- _Directions for this task_
When you reach the line that holds "Give me the", start copying exactly and keep going through the final line of the data, leaving out pictures.

- _Input data_
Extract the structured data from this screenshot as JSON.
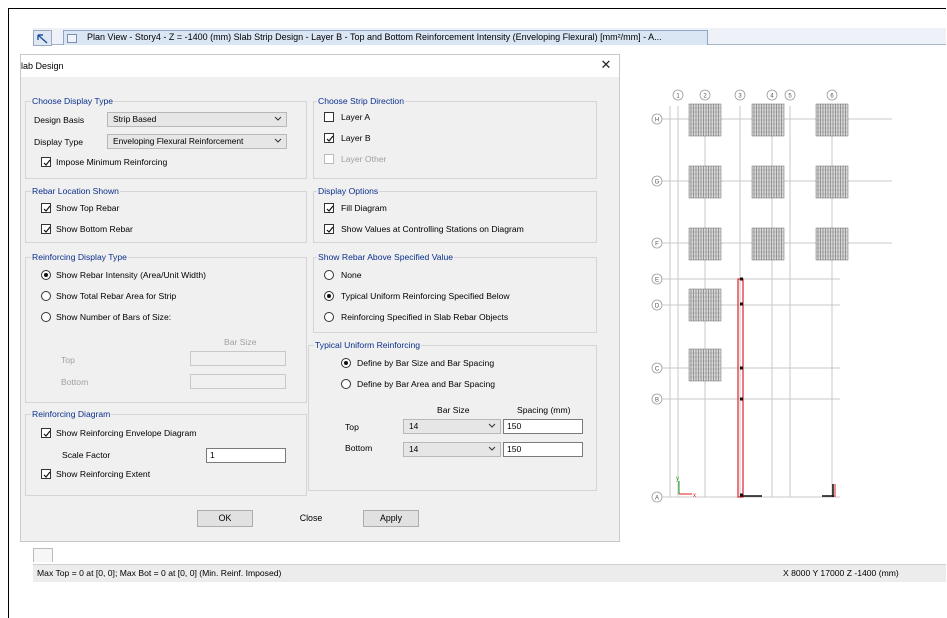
{
  "window": {
    "tab_title": "Plan View - Story4 - Z = -1400 (mm)  Slab Strip Design - Layer B - Top and Bottom Reinforcement Intensity (Enveloping Flexural) [mm²/mm] - A..."
  },
  "dialog": {
    "title": "lab Design",
    "close_glyph": "✕",
    "display_type": {
      "label": "Choose Display Type",
      "design_basis_label": "Design Basis",
      "design_basis_value": "Strip Based",
      "display_type_label": "Display Type",
      "display_type_value": "Enveloping Flexural Reinforcement",
      "impose_min_label": "Impose Minimum Reinforcing"
    },
    "strip_direction": {
      "label": "Choose Strip Direction",
      "layer_a": "Layer A",
      "layer_b": "Layer B",
      "layer_other": "Layer Other"
    },
    "rebar_location": {
      "label": "Rebar Location Shown",
      "show_top": "Show Top Rebar",
      "show_bottom": "Show Bottom Rebar"
    },
    "display_options": {
      "label": "Display Options",
      "fill_diagram": "Fill Diagram",
      "show_values": "Show Values at Controlling Stations on Diagram"
    },
    "reinforcing_display": {
      "label": "Reinforcing Display Type",
      "opt_intensity": "Show Rebar Intensity (Area/Unit Width)",
      "opt_total": "Show Total Rebar Area for Strip",
      "opt_bars": "Show Number of Bars of Size:",
      "bar_size_header": "Bar Size",
      "top_label": "Top",
      "bottom_label": "Bottom"
    },
    "rebar_above": {
      "label": "Show Rebar Above Specified Value",
      "opt_none": "None",
      "opt_typical": "Typical Uniform Reinforcing Specified Below",
      "opt_slab": "Reinforcing Specified in Slab Rebar Objects"
    },
    "typical_uniform": {
      "label": "Typical Uniform Reinforcing",
      "opt_size": "Define by Bar Size and Bar Spacing",
      "opt_area": "Define by Bar Area and Bar Spacing",
      "bar_size_header": "Bar Size",
      "spacing_header": "Spacing  (mm)",
      "top_label": "Top",
      "top_size": "14",
      "top_spacing": "150",
      "bottom_label": "Bottom",
      "bottom_size": "14",
      "bottom_spacing": "150"
    },
    "reinforcing_diagram": {
      "label": "Reinforcing Diagram",
      "show_envelope": "Show Reinforcing Envelope Diagram",
      "scale_factor_label": "Scale Factor",
      "scale_factor_value": "1",
      "show_extent": "Show Reinforcing Extent"
    },
    "buttons": {
      "ok": "OK",
      "close": "Close",
      "apply": "Apply"
    }
  },
  "status": {
    "left": "Max Top = 0 at [0, 0];  Max Bot = 0 at [0, 0]  (Min. Reinf. Imposed)",
    "right": "X 8000  Y 17000  Z -1400 (mm)"
  },
  "plan": {
    "grid_x": [
      "1",
      "2",
      "3",
      "4",
      "5",
      "6"
    ],
    "grid_y": [
      "H",
      "G",
      "F",
      "E",
      "D",
      "C",
      "B",
      "A"
    ],
    "axis_x": "x",
    "axis_y": "y",
    "line_color": "#c8c8c8",
    "strip_color": "#e0202a",
    "hatch_color": "#6a6a6a"
  },
  "colors": {
    "group_title": "#0a2f8c",
    "dialog_bg": "#f0f0f0",
    "tab_bg": "#dbe6f5"
  }
}
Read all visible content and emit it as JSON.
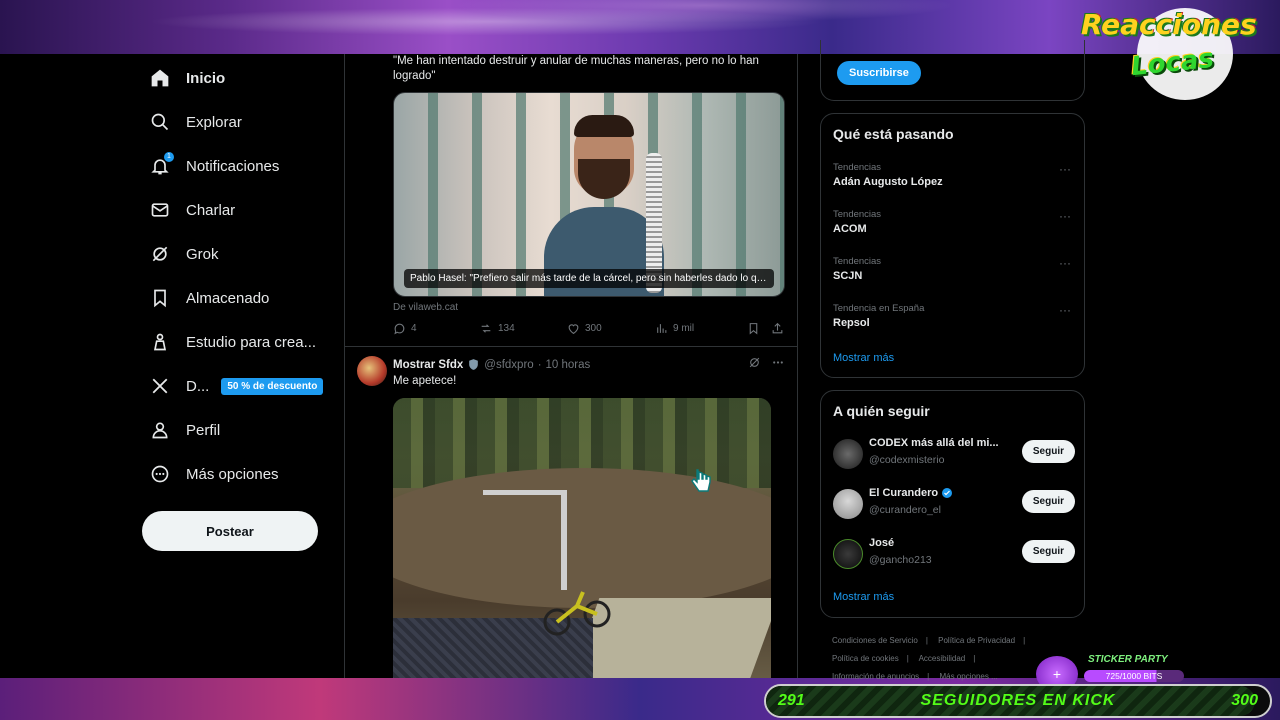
{
  "overlay": {
    "logo_line1": "Reacciones",
    "logo_line2": "Locas",
    "sticker_title": "STICKER PARTY",
    "sticker_progress": "725/1000 BITS",
    "sticker_fraction": 0.725,
    "kick_left": "291",
    "kick_label": "SEGUIDORES EN KICK",
    "kick_right": "300"
  },
  "nav": {
    "items": [
      {
        "label": "Inicio",
        "icon": "home-icon"
      },
      {
        "label": "Explorar",
        "icon": "search-icon"
      },
      {
        "label": "Notificaciones",
        "icon": "bell-icon",
        "badge": "1"
      },
      {
        "label": "Charlar",
        "icon": "mail-icon"
      },
      {
        "label": "Grok",
        "icon": "grok-icon"
      },
      {
        "label": "Almacenado",
        "icon": "bookmark-icon"
      },
      {
        "label": "Estudio para crea...",
        "icon": "creator-studio-icon"
      },
      {
        "label": "D...",
        "icon": "x-logo-icon",
        "promo": "50 % de descuento"
      },
      {
        "label": "Perfil",
        "icon": "person-icon"
      },
      {
        "label": "Más opciones",
        "icon": "more-circle-icon"
      }
    ],
    "post_button": "Postear"
  },
  "tweet1": {
    "text": "\"Me han intentado destruir y anular de muchas maneras, pero no lo han logrado\"",
    "media_caption": "Pablo Hasel: \"Prefiero salir más tarde de la cárcel, pero sin haberles dado lo que ...",
    "source": "De  vilaweb.cat",
    "replies": "4",
    "retweets": "134",
    "likes": "300",
    "views": "9 mil"
  },
  "tweet2": {
    "name": "Mostrar Sfdx",
    "handle": "@sfdxpro",
    "separator": "·",
    "time": "10 horas",
    "text": "Me apetece!"
  },
  "sidebar": {
    "subscribe_button": "Suscribirse",
    "trends_title": "Qué está pasando",
    "trends": [
      {
        "category": "Tendencias",
        "topic": "Adán Augusto López"
      },
      {
        "category": "Tendencias",
        "topic": "ACOM"
      },
      {
        "category": "Tendencias",
        "topic": "SCJN"
      },
      {
        "category": "Tendencia en España",
        "topic": "Repsol"
      }
    ],
    "trends_more": "Mostrar más",
    "follow_title": "A quién seguir",
    "follow": [
      {
        "name": "CODEX más allá del mi...",
        "handle": "@codexmisterio",
        "button": "Seguir"
      },
      {
        "name": "El Curandero",
        "handle": "@curandero_el",
        "button": "Seguir",
        "verified": true
      },
      {
        "name": "José",
        "handle": "@gancho213",
        "button": "Seguir"
      }
    ],
    "follow_more": "Mostrar más",
    "footer": [
      "Condiciones de Servicio",
      "|",
      "Política de Privacidad",
      "|",
      "Política de cookies",
      "|",
      "Accesibilidad",
      "|",
      "Información de anuncios",
      "|",
      "Más opciones ..."
    ]
  },
  "colors": {
    "accent": "#1d9bf0",
    "background": "#000000",
    "kick_green": "#53fc18"
  }
}
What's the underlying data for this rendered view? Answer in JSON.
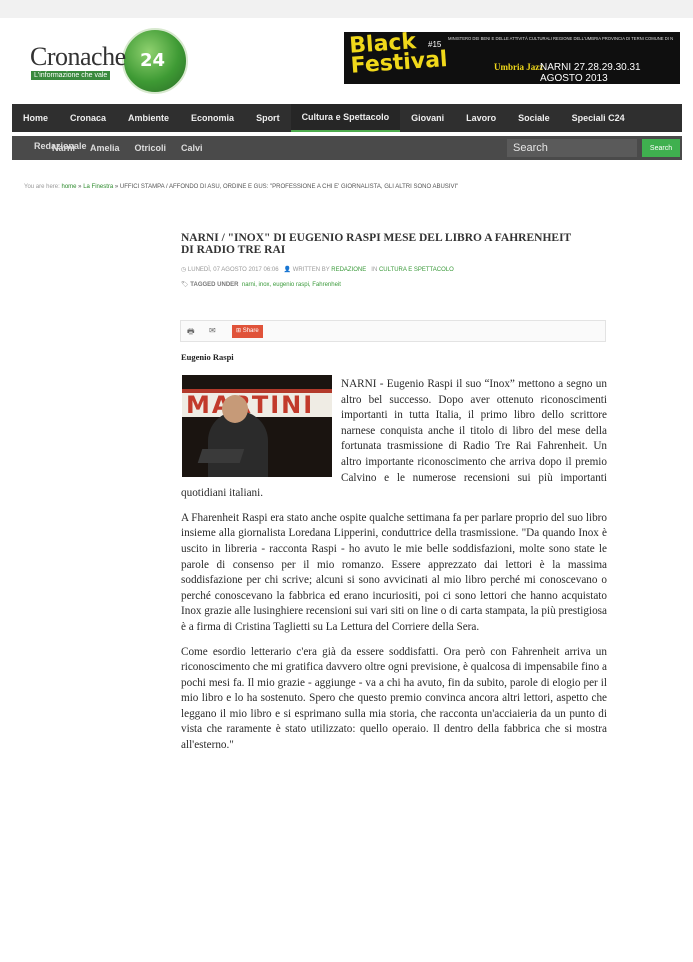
{
  "header": {
    "logo_text": "Cronache",
    "logo_badge": "24",
    "logo_tagline": "L'informazione che vale",
    "banner": {
      "title": "Black Festival",
      "edition": "#15",
      "sponsors": "MINISTERO DEI BENI E DELLE ATTIVITÀ CULTURALI  REGIONE DELL'UMBRIA  PROVINCIA DI TERNI  COMUNE DI NARNI",
      "partner": "Umbria Jazz",
      "dates": "NARNI 27.28.29.30.31 AGOSTO 2013"
    }
  },
  "nav": {
    "primary": [
      "Home",
      "Cronaca",
      "Ambiente",
      "Economia",
      "Sport",
      "Cultura e Spettacolo",
      "Giovani",
      "Lavoro",
      "Sociale",
      "Speciali C24"
    ],
    "active_index": 5,
    "secondary_overlap": "Redazionale",
    "secondary": [
      "Narni",
      "Amelia",
      "Otricoli",
      "Calvi"
    ],
    "search_placeholder": "Search",
    "search_button": "Search"
  },
  "breadcrumb": {
    "prefix": "You are here:",
    "home": "home",
    "sep": "»",
    "section": "La Finestra",
    "current": "UFFICI STAMPA / AFFONDO DI ASU, ORDINE E GUS: \"PROFESSIONE A CHI E' GIORNALISTA, GLI ALTRI SONO ABUSIVI\""
  },
  "article": {
    "title": "NARNI / \"INOX\" DI EUGENIO RASPI MESE DEL LIBRO A FAHRENHEIT DI RADIO TRE RAI",
    "date": "LUNEDÌ, 07 AGOSTO 2017 06:06",
    "written_by_label": "WRITTEN BY",
    "author_link": "REDAZIONE",
    "in_label": "IN",
    "category": "CULTURA E SPETTACOLO",
    "tagged_label": "TAGGED UNDER",
    "tags": "narni,  inox,  eugenio raspi,  Fahrenheit",
    "share_label": "Share",
    "photo_sign": "MARTINI",
    "author": "Eugenio Raspi",
    "paragraphs": [
      "NARNI - Eugenio Raspi il suo “Inox” mettono a segno un altro bel successo. Dopo aver ottenuto riconoscimenti importanti in tutta Italia, il primo libro dello scrittore narnese conquista anche il titolo di libro del mese della fortunata trasmissione di Radio Tre Rai Fahrenheit. Un altro importante riconoscimento che arriva dopo il premio Calvino e le numerose recensioni sui più importanti quotidiani italiani.",
      "A Fharenheit Raspi era stato anche ospite qualche settimana fa per parlare proprio del suo libro insieme alla giornalista Loredana Lipperini, conduttrice della trasmissione. \"Da quando Inox è uscito in libreria - racconta Raspi - ho avuto le mie belle soddisfazioni, molte sono state le parole di consenso per il mio romanzo. Essere apprezzato dai lettori è la massima soddisfazione per chi scrive; alcuni si sono avvicinati al mio libro perché mi conoscevano o perché conoscevano la fabbrica ed erano incuriositi, poi ci sono lettori che hanno acquistato Inox grazie alle lusinghiere recensioni sui vari siti on line o di carta stampata, la più prestigiosa è a firma di Cristina Taglietti su La Lettura del Corriere della Sera.",
      "Come esordio letterario c'era già da essere soddisfatti. Ora però con Fahrenheit arriva un riconoscimento che mi gratifica davvero oltre ogni previsione, è qualcosa di impensabile fino a pochi mesi fa. Il mio grazie - aggiunge - va a chi ha avuto, fin da subito, parole di elogio per il mio libro e lo ha sostenuto. Spero che questo premio convinca ancora altri lettori, aspetto che leggano il mio libro e si esprimano sulla mia storia, che racconta un'acciaieria da un punto di vista che raramente è stato utilizzato: quello operaio. Il dentro della fabbrica che si mostra all'esterno.\""
    ]
  }
}
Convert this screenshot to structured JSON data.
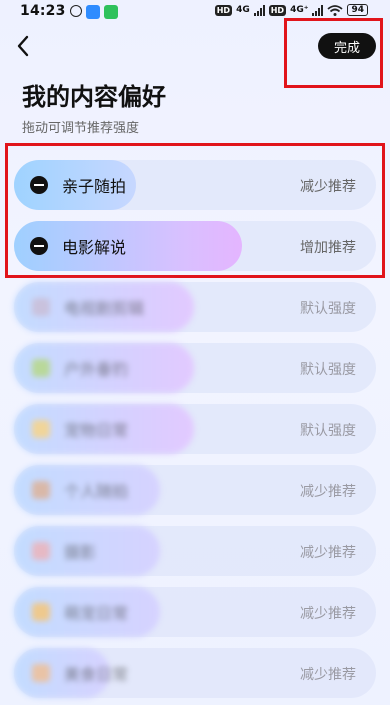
{
  "status_bar": {
    "time": "14:23",
    "net_4g_1": "4G",
    "net_4g_2": "4G⁺",
    "battery": "94",
    "icon_colors": {
      "app1": "#2f8cff",
      "app2": "#2fc15c"
    }
  },
  "header": {
    "back_icon": "chevron-left-icon",
    "done_label": "完成",
    "title": "我的内容偏好",
    "subtitle": "拖动可调节推荐强度"
  },
  "accent": {
    "highlight": "#e1141b",
    "done_bg": "#111111"
  },
  "preferences": [
    {
      "label": "亲子随拍",
      "status": "减少推荐",
      "visible": true,
      "gradient": [
        "#9fd3ff",
        "#c7d7ff"
      ]
    },
    {
      "label": "电影解说",
      "status": "增加推荐",
      "visible": true,
      "gradient": [
        "#9fd0ff",
        "#e4b5ff"
      ]
    },
    {
      "label": "电视剧剪辑",
      "status": "默认强度",
      "visible": false,
      "gradient": [
        "#c3dcff",
        "#e2c9ff"
      ]
    },
    {
      "label": "户外垂钓",
      "status": "默认强度",
      "visible": false,
      "gradient": [
        "#c3dcff",
        "#e2c9ff"
      ]
    },
    {
      "label": "宠物日常",
      "status": "默认强度",
      "visible": false,
      "gradient": [
        "#c3dcff",
        "#e2c9ff"
      ]
    },
    {
      "label": "个人随拍",
      "status": "减少推荐",
      "visible": false,
      "gradient": [
        "#c3dcff",
        "#d6d2ff"
      ]
    },
    {
      "label": "摄影",
      "status": "减少推荐",
      "visible": false,
      "gradient": [
        "#c3dcff",
        "#d6d2ff"
      ]
    },
    {
      "label": "萌宠日常",
      "status": "减少推荐",
      "visible": false,
      "gradient": [
        "#c3dcff",
        "#d6d2ff"
      ]
    },
    {
      "label": "美食日常",
      "status": "减少推荐",
      "visible": false,
      "gradient": [
        "#c3dcff",
        "#d6d2ff"
      ]
    }
  ]
}
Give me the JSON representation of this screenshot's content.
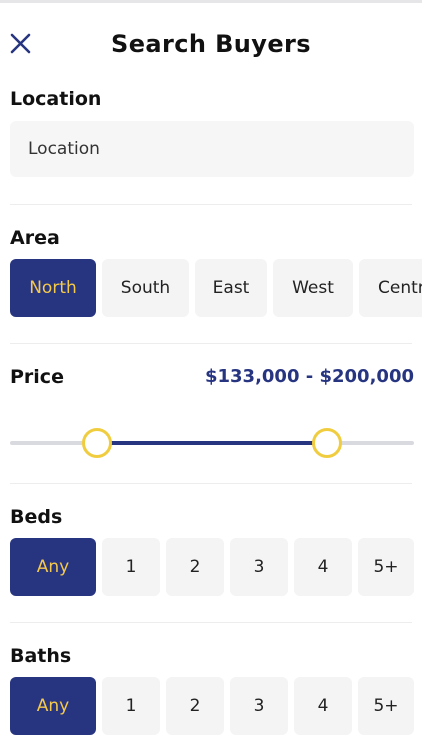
{
  "header": {
    "title": "Search Buyers",
    "close_icon": "close-icon"
  },
  "location": {
    "title": "Location",
    "placeholder": "Location"
  },
  "area": {
    "title": "Area",
    "options": [
      "North",
      "South",
      "East",
      "West",
      "Central"
    ],
    "selected": "North"
  },
  "price": {
    "title": "Price",
    "range_text": "$133,000 - $200,000",
    "slider": {
      "min_fraction": 0.215,
      "max_fraction": 0.785
    }
  },
  "beds": {
    "title": "Beds",
    "options": [
      "Any",
      "1",
      "2",
      "3",
      "4",
      "5+"
    ],
    "selected": "Any"
  },
  "baths": {
    "title": "Baths",
    "options": [
      "Any",
      "1",
      "2",
      "3",
      "4",
      "5+"
    ],
    "selected": "Any"
  },
  "colors": {
    "accent": "#273581",
    "highlight": "#f5c94a",
    "chip_bg": "#f4f4f5"
  }
}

- _Response_
Give me the JSON representation of this screenshot's content.
{
  "header": {
    "title": "Search Buyers",
    "close_icon": "close-icon"
  },
  "location": {
    "title": "Location",
    "placeholder": "Location"
  },
  "area": {
    "title": "Area",
    "options": [
      "North",
      "South",
      "East",
      "West",
      "Central"
    ],
    "selected": "North"
  },
  "price": {
    "title": "Price",
    "range_text": "$133,000 - $200,000",
    "slider": {
      "min_fraction": 0.215,
      "max_fraction": 0.785
    }
  },
  "beds": {
    "title": "Beds",
    "options": [
      "Any",
      "1",
      "2",
      "3",
      "4",
      "5+"
    ],
    "selected": "Any"
  },
  "baths": {
    "title": "Baths",
    "options": [
      "Any",
      "1",
      "2",
      "3",
      "4",
      "5+"
    ],
    "selected": "Any"
  },
  "colors": {
    "accent": "#273581",
    "highlight": "#f5c94a",
    "chip_bg": "#f4f4f5"
  }
}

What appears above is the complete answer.